We shouldn’t be surprised by the UVM administration’s poor response to sexual assault.
UVM’s Instagram page released a statement congratulating the men’s basketball team after they won their sixth straight America East Regular Season Title, according to a Feb. 21 Cynic article.
“UVM does not tolerate sexual misconduct and takes such accusations seriously,” stated the now-deleted Feb. 17 post by UVM’s Instagram. “Anonymous accusations on social media are not helpful to victims or to anyone impacted by sexual violence.”
The University’s gross statement blames survivors and encourages them to stay silent.
However, this issue runs much deeper than one offensive Instagram post and email.
Graduate student Kendall Ware came forward saying a men’s basketball player raped her and UVM mishandled her Title IX process, according to a Sept. 24 2020 Burlington Free Press article.
Ware chose to proceed with an informal investigation, which she was originally told could result in game suspension of the basketball player, according to an Oct. 13 2020 Cynic article.
Later, Krista Balogh, associate athletic director for External Relations & Communications told Ware’s mother the informal investigation would not permit game suspensions, as it wouldn’t be fair to teammates or to the community, according to the article.
Not only did UVM mishandle Ware’s case, the University valued money over the health and well-being of their students.
The Instagram post appears to jab at survivors who do not report their sexual assaults through UVM’s Title IX office.
The Instagram post received 280 comments shortly after it was posted, prompting UVM to delete the post in 30 minutes, according to a Feb. 21 Cynic article.
Their cowardice proves the University can’t handle student backlash and protest.
“Following a University post yesterday about the Men’s Basketball team, there were numerous harmful comments accusing the entire team of sexual misconduct,” stated a Feb. 18 email from Patricia Prelock, provost and senior vice president, and Vice Provost Erica Caloiero.
It is disgusting to suggest that there is no merit to these survivors’ stories.
Coming forward with a story of sexual assault takes strength, bravery and courage.
UVM contributes to the victim-blaming culture deeply rooted in colleges across the country.
UVM is still tone-deaf when it comes to the needs of survivors.
In April 2021, senior Athena Hendrick posted on Instagram about UVM mishandling their sexual assault case.
Their post started a flood of other survivors coming forward with their stories, many of which criticized UVM’s Title IX process and handling of their cases.
In response, a group of UVM students and survivors created an Instagram account called
@shareyourstoryuvm where survivors can anonymously submit their stories regarding sexual violence.
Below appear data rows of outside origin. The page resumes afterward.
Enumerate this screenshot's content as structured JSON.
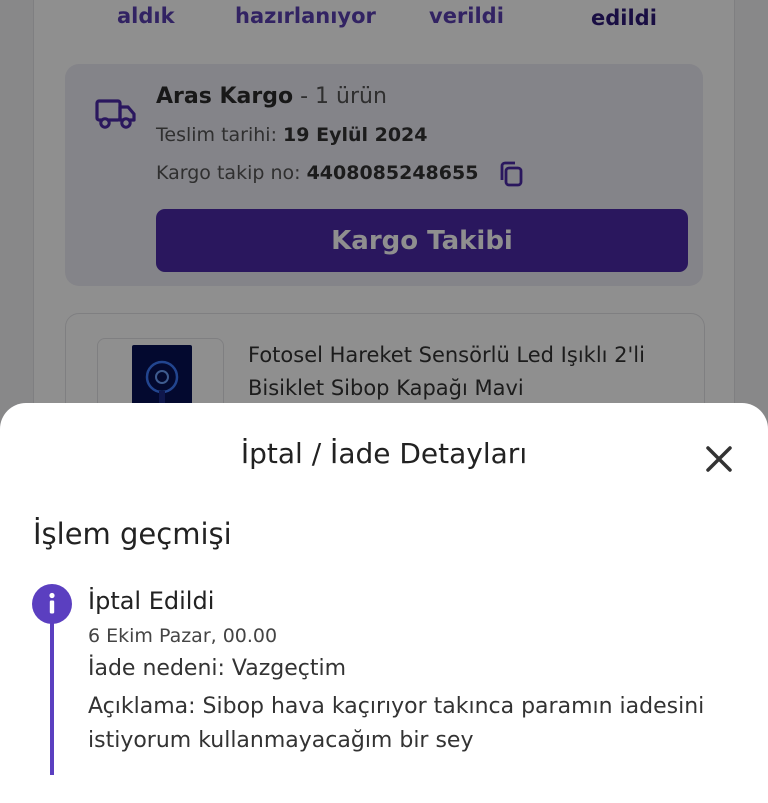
{
  "order_steps": [
    "aldık",
    "hazırlanıyor",
    "verildi",
    "edildi"
  ],
  "cargo": {
    "company": "Aras Kargo",
    "item_count": "- 1 ürün",
    "delivery_label": "Teslim tarihi:",
    "delivery_date": "19 Eylül 2024",
    "tracking_label": "Kargo takip no:",
    "tracking_number": "4408085248655",
    "track_button": "Kargo Takibi",
    "icon": "truck-icon",
    "copy_icon": "copy-icon"
  },
  "product": {
    "name": "Fotosel Hareket Sensörlü Led Işıklı 2'li Bisiklet Sibop Kapağı Mavi"
  },
  "sheet": {
    "title": "İptal / İade Detayları",
    "close_icon": "close-icon",
    "history_title": "İşlem geçmişi",
    "event": {
      "status": "İptal Edildi",
      "date": "6 Ekim Pazar, 00.00",
      "reason": "İade nedeni: Vazgeçtim",
      "description": "Açıklama: Sibop hava kaçırıyor takınca paramın iadesini istiyorum kullanmayacağım bir sey"
    }
  },
  "colors": {
    "accent": "#4b2aa8",
    "timeline": "#5b3fc0",
    "step_text": "#5a3fb0"
  }
}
The account was created to empower survivors.
UVM’s recent Instagram post appears to directly target this account.
The school wants all survivors to report their assaults through the Title IX office rather than retaliate online, but the Title IX office repeatedly mishandles survivors’ cases.
When nothing changed after survivors came forward, thousands of students participated in a walk out, begging for UVM to address their mishandling of sexual violence, according to a May 4 2021 Cynic article.
After the recent Instagram post, hundreds of students protested on an Admitted Student Visit Day, according to a Feb. 21 Cynic article.
Prelock apologized for the Instagram post along with UVM’s general disregard for survivors, according to a Feb. 23 email to students.
“I will work with students to find a space to share your experiences and to recognize differences in perspectives, and I will ensure that any communication regarding students and sexual violence will undergo thorough review and will require my final approval,” the email stated.
Her words are encouraging, but we’ve seen this before.
When we consider UVM’s historical treatment of survivors, we shouldn’t be surprised by the Instagram post.
UVM cannot claim to hear survivors while only promoting discussion of sexual assault claims through the Title IX office.
Administration needs to understand the deep pain their actions and shaming has caused survivors and needs to stop valuing money over their students’ wellbeing.